Last September, America magazine asked Jorge Mario Bergoglio to describe himself. We know him better as Pope Francis.
As the new spiritual father of the Roman Catholic Church—inaugurated March 13, 2013—Pope Francis had every opportunity to clarify his credentials, to point to his achievements and dreams, and to cast a vision for the future revitalization of the church. Instead, he answered the question in a surprising and deeply personal way.
“I am a sinner. This is the most accurate definition. It is not a figure of speech, a literary genre. I am a sinner…. Yes, perhaps I can say that I am a bit astute, that I can adapt to circumstances, but it is also true that I am a bit naïve. Yes, but the best summary, the one that comes more from the inside and I feel most true is this: I am a sinner whom the Lord has looked upon.”
Strange words indeed, to the ears of a culture that no longer uses the “s”-word. We generally prefer to see ourselves as hurt, wounded, broken, suffering, or marginalized. But do we see ourselves fundamentally as “sinners whom the Lord has looked upon”?
The very word—“sinner”—feels antiquated in our culture. In the same way that words like “holiness” and “righteousness” have slipped off the radar, so “sinner” feels too judgmental to use of others or even of ourselves. Many of us have grown up in a sensitive, entitlement generation. “Sinner” doesn’t belong in that language group.
But Pope Francis defines himself first in this way. Of course, he is merely emulating what the Apostle Paul said of himself, too: “Christ Jesus came into the world to save sinners, among whom I am foremost” (1 Timothy 1:15). Earlier, Paul had written that “while we were still sinners, Christ died for us” (Romans 5:8).
What have we lost, spiritually, by defining ourselves more as victims than as rebels?

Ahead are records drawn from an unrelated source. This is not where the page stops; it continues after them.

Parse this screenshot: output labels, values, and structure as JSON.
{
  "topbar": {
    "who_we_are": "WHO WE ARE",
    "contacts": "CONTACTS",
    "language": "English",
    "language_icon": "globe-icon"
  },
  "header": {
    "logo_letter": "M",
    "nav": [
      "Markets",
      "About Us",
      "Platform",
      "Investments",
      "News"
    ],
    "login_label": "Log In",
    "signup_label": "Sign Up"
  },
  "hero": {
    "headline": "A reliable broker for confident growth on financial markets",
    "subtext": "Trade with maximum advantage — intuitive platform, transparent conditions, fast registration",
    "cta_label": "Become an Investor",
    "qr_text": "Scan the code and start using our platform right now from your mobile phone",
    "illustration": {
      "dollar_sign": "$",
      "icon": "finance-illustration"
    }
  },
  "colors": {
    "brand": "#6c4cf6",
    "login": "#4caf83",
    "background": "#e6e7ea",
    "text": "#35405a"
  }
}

Does our resistance to repentance stultify our spiritual growth? Are we spiritual babies because we fail to fully embrace the implications of being “a sinner whom the Lord has looked upon”?
Perhaps Pope Francis has reminded us not just of his own sin, but (helpfully) ours too. Paradoxically, the journey downwards is the journey upwards.